The Inclusive Economy
Can mobile technology inspire a new habit of saving for the future?
By Vince Lampone on 06/22/2012 @ 02:00 PM
As any smartphone owner can attest, mobile technology continues to transform us at breakneck speed. In particular, the glut of mobile apps – nearly half a million for the iPhone alone! – allows us to waste time, and spend impulsively, in ever more creative ways.
Yet while instant gratification may be flourishing, it’s also true that mobile apps have the potential to kick-start a positive “high-tech behavioral revolution”, empowering us with highly personalized tools to manage our physical and financial health – ones which previously had been the province of the well-heeled alone.
In our field, popular apps like Mint.com continue to offer wonderful tools for savvy Americans to manage their personal finances. However, most share Achilles heels – they rely on Internet access, as well as records from official bank and credit card transactions. Great news for those of us tapped into mainstream financial institutions… but not so much for people without credit cards or smartphones.
Thankfully, a new player is stepping in to help fill this gap. Juntos Finanzas, a Stanford-bred startup, is harnessing the power of humble text messages to help cash-based families track their finances. These users can text the amount and type of their expenses to a dedicated phone number, and get a handsome mailing each month that tells them exactly where their money went. (They also receive simple budget updates by text, at any time they want.)

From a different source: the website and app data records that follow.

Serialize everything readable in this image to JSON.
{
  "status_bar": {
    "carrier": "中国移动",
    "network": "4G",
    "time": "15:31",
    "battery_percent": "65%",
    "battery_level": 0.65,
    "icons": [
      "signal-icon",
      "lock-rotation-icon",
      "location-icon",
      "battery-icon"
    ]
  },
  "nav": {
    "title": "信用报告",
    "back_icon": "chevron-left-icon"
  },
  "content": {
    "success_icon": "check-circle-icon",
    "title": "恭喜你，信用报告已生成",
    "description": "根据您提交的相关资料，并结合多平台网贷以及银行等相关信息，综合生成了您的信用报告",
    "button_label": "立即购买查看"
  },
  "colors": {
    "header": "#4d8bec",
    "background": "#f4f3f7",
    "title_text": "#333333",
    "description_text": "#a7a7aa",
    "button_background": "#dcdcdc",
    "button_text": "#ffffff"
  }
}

Since credit cards often encourage impulse buying, an electronic budgeting system that looks favorably upon cash usage is a definite plus. Also, I can’t help but suspect that the act of manually texting the dollar amount of every transaction is another helpful check against rash purchasing for many users.
As their name suggests, Juntos Finanzas is especially geared towards the Latino community. But their simple, text-based product concept could have potential appeal to a much wider swath of Americans – including anyone who can’t be bothered with paper, or those who think of financial websites like Brussels sprouts – “good for you”, perhaps, but hopelessly boring and best avoided.